- PROBLEM REQUIREMENTS:
Take each line from the entries that holds "screenshot" and copy it out.

- DATA EXTRACT:
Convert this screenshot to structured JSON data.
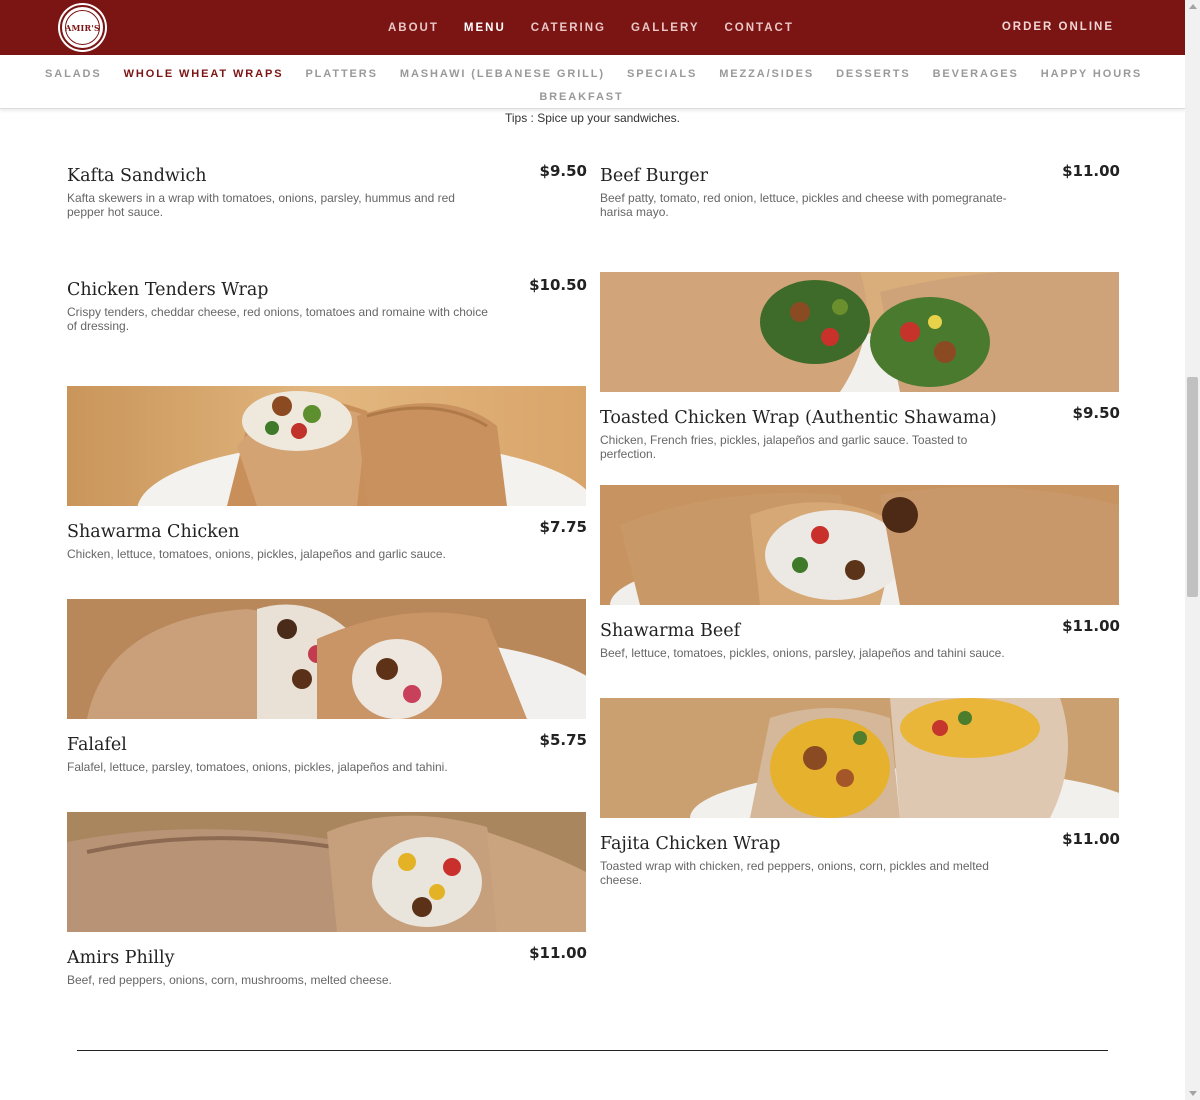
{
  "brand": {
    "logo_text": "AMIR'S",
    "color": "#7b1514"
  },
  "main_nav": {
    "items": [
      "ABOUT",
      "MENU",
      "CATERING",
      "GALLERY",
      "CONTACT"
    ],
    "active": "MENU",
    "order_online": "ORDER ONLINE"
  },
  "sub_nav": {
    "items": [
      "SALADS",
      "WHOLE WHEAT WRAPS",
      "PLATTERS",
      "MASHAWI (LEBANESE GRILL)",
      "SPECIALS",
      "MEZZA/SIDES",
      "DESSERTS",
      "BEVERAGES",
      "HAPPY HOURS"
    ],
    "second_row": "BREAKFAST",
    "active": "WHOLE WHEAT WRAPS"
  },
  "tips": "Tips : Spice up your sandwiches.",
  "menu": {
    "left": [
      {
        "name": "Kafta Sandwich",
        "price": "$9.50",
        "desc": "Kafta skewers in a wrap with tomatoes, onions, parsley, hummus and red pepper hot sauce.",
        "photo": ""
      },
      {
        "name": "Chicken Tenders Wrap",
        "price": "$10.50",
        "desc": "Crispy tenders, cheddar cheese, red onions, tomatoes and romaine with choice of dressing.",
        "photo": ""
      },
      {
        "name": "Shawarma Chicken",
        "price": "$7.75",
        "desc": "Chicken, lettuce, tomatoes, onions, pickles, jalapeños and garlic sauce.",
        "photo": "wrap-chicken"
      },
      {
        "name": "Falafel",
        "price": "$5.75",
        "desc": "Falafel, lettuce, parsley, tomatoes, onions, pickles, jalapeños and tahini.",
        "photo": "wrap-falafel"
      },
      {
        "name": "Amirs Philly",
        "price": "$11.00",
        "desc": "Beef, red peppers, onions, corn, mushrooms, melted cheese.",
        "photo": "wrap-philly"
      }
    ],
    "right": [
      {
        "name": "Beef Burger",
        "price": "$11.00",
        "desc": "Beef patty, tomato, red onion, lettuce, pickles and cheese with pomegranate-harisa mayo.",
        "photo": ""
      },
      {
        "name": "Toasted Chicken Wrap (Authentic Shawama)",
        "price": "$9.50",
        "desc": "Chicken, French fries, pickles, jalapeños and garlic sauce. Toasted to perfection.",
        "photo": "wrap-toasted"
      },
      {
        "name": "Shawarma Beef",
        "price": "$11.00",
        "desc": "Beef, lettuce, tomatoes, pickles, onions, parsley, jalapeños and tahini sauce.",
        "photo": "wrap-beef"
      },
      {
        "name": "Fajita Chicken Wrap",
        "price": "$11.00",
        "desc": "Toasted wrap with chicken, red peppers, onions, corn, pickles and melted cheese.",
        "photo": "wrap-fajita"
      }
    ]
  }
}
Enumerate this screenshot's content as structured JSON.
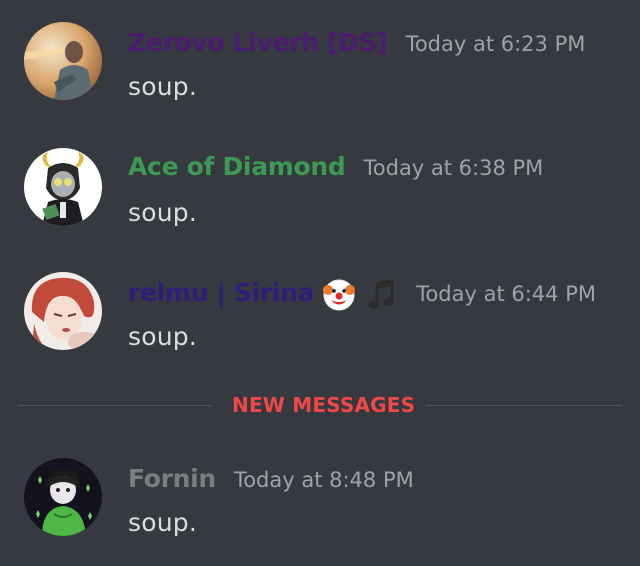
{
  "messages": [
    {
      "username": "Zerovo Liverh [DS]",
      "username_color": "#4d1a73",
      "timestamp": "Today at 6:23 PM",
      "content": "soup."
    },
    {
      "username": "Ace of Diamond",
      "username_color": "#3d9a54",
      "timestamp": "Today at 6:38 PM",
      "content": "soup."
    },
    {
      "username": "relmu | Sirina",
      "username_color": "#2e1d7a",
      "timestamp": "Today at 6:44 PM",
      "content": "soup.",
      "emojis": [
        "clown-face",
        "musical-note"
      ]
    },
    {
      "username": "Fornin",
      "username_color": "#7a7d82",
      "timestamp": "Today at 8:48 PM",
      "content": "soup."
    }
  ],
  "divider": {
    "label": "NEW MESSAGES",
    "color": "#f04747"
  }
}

- RESPONSE AREA:
Convert this screenshot to structured JSON data.
Enumerate this screenshot's content as structured JSON.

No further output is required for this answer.